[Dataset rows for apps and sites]
┄┄┄┄┄┄┄┄┄┄
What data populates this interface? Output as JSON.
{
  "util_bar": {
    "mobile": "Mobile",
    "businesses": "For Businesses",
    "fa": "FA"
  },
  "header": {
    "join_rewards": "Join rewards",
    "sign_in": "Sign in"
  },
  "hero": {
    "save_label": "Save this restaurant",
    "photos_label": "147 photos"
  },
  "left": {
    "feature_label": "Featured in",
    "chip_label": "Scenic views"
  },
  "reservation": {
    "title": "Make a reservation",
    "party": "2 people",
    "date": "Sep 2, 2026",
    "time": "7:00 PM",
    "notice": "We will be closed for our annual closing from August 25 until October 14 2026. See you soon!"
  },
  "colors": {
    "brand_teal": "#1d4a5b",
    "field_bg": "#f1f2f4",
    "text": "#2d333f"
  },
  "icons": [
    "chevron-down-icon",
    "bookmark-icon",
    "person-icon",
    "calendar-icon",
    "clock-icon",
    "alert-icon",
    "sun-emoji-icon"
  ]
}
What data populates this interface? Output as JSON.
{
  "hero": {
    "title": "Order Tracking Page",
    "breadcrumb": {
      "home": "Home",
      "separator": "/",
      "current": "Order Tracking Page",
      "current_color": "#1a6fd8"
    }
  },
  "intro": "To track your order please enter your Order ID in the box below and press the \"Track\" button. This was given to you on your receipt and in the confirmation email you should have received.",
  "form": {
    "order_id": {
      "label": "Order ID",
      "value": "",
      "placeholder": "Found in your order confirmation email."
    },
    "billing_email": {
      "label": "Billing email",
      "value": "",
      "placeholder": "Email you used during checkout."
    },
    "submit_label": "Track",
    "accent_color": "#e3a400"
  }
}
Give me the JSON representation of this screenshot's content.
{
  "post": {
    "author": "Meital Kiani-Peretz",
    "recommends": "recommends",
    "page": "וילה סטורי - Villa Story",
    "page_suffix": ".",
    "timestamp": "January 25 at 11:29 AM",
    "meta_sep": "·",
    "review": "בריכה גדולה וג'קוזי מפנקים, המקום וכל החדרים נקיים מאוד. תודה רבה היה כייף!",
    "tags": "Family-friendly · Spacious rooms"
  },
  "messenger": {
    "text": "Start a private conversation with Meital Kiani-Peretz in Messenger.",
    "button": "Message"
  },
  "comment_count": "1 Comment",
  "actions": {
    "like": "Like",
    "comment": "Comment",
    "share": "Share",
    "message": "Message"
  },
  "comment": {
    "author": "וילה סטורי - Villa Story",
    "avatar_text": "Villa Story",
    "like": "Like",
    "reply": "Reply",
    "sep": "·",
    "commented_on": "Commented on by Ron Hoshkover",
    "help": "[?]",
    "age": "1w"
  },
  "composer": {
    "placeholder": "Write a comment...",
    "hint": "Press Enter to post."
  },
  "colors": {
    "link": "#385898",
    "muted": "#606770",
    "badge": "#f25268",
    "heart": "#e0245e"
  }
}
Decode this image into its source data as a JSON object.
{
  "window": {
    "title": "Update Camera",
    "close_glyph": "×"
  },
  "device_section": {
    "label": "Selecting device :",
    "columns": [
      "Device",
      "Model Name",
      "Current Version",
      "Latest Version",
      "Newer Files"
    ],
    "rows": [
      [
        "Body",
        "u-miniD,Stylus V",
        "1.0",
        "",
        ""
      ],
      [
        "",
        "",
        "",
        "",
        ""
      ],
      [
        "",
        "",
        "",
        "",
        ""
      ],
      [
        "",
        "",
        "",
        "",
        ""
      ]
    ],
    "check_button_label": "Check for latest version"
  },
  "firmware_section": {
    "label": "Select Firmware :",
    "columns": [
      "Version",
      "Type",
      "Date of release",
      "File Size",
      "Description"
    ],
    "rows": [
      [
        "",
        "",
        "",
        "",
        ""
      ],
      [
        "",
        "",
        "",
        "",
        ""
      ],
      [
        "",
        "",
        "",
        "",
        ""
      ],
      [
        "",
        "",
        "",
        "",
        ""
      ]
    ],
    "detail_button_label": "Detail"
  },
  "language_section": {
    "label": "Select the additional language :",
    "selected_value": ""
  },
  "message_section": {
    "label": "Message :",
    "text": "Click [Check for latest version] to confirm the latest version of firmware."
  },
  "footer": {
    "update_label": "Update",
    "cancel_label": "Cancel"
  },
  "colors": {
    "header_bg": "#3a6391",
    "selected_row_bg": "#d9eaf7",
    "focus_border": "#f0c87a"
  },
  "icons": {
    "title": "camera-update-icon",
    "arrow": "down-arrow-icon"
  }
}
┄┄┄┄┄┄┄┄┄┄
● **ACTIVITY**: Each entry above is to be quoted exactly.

● **EXERCISE SOLUTION**:
What data populates this interface? Output as JSON.
{
  "util_bar": {
    "mobile": "Mobile",
    "businesses": "For Businesses",
    "fa": "FA"
  },
  "header": {
    "join_rewards": "Join rewards",
    "sign_in": "Sign in"
  },
  "hero": {
    "save_label": "Save this restaurant",
    "photos_label": "147 photos"
  },
  "left": {
    "feature_label": "Featured in",
    "chip_label": "Scenic views"
  },
  "reservation": {
    "title": "Make a reservation",
    "party": "2 people",
    "date": "Sep 2, 2026",
    "time": "7:00 PM",
    "notice": "We will be closed for our annual closing from August 25 until October 14 2026. See you soon!"
  },
  "colors": {
    "brand_teal": "#1d4a5b",
    "field_bg": "#f1f2f4",
    "text": "#2d333f"
  },
  "icons": [
    "chevron-down-icon",
    "bookmark-icon",
    "person-icon",
    "calendar-icon",
    "clock-icon",
    "alert-icon",
    "sun-emoji-icon"
  ]
}
What data populates this interface? Output as JSON.
{
  "hero": {
    "title": "Order Tracking Page",
    "breadcrumb": {
      "home": "Home",
      "separator": "/",
      "current": "Order Tracking Page",
      "current_color": "#1a6fd8"
    }
  },
  "intro": "To track your order please enter your Order ID in the box below and press the \"Track\" button. This was given to you on your receipt and in the confirmation email you should have received.",
  "form": {
    "order_id": {
      "label": "Order ID",
      "value": "",
      "placeholder": "Found in your order confirmation email."
    },
    "billing_email": {
      "label": "Billing email",
      "value": "",
      "placeholder": "Email you used during checkout."
    },
    "submit_label": "Track",
    "accent_color": "#e3a400"
  }
}
Give me the JSON representation of this screenshot's content.
{
  "post": {
    "author": "Meital Kiani-Peretz",
    "recommends": "recommends",
    "page": "וילה סטורי - Villa Story",
    "page_suffix": ".",
    "timestamp": "January 25 at 11:29 AM",
    "meta_sep": "·",
    "review": "בריכה גדולה וג'קוזי מפנקים, המקום וכל החדרים נקיים מאוד. תודה רבה היה כייף!",
    "tags": "Family-friendly · Spacious rooms"
  },
  "messenger": {
    "text": "Start a private conversation with Meital Kiani-Peretz in Messenger.",
    "button": "Message"
  },
  "comment_count": "1 Comment",
  "actions": {
    "like": "Like",
    "comment": "Comment",
    "share": "Share",
    "message": "Message"
  },
  "comment": {
    "author": "וילה סטורי - Villa Story",
    "avatar_text": "Villa Story",
    "like": "Like",
    "reply": "Reply",
    "sep": "·",
    "commented_on": "Commented on by Ron Hoshkover",
    "help": "[?]",
    "age": "1w"
  },
  "composer": {
    "placeholder": "Write a comment...",
    "hint": "Press Enter to post."
  },
  "colors": {
    "link": "#385898",
    "muted": "#606770",
    "badge": "#f25268",
    "heart": "#e0245e"
  }
}
Decode this image into its source data as a JSON object.
{
  "window": {
    "title": "Update Camera",
    "close_glyph": "×"
  },
  "device_section": {
    "label": "Selecting device :",
    "columns": [
      "Device",
      "Model Name",
      "Current Version",
      "Latest Version",
      "Newer Files"
    ],
    "rows": [
      [
        "Body",
        "u-miniD,Stylus V",
        "1.0",
        "",
        ""
      ],
      [
        "",
        "",
        "",
        "",
        ""
      ],
      [
        "",
        "",
        "",
        "",
        ""
      ],
      [
        "",
        "",
        "",
        "",
        ""
      ]
    ],
    "check_button_label": "Check for latest version"
  },
  "firmware_section": {
    "label": "Select Firmware :",
    "columns": [
      "Version",
      "Type",
      "Date of release",
      "File Size",
      "Description"
    ],
    "rows": [
      [
        "",
        "",
        "",
        "",
        ""
      ],
      [
        "",
        "",
        "",
        "",
        ""
      ],
      [
        "",
        "",
        "",
        "",
        ""
      ],
      [
        "",
        "",
        "",
        "",
        ""
      ]
    ],
    "detail_button_label": "Detail"
  },
  "language_section": {
    "label": "Select the additional language :",
    "selected_value": ""
  },
  "message_section": {
    "label": "Message :",
    "text": "Click [Check for latest version] to confirm the latest version of firmware."
  },
  "footer": {
    "update_label": "Update",
    "cancel_label": "Cancel"
  },
  "colors": {
    "header_bg": "#3a6391",
    "selected_row_bg": "#d9eaf7",
    "focus_border": "#f0c87a"
  },
  "icons": {
    "title": "camera-update-icon",
    "arrow": "down-arrow-icon"
  }
}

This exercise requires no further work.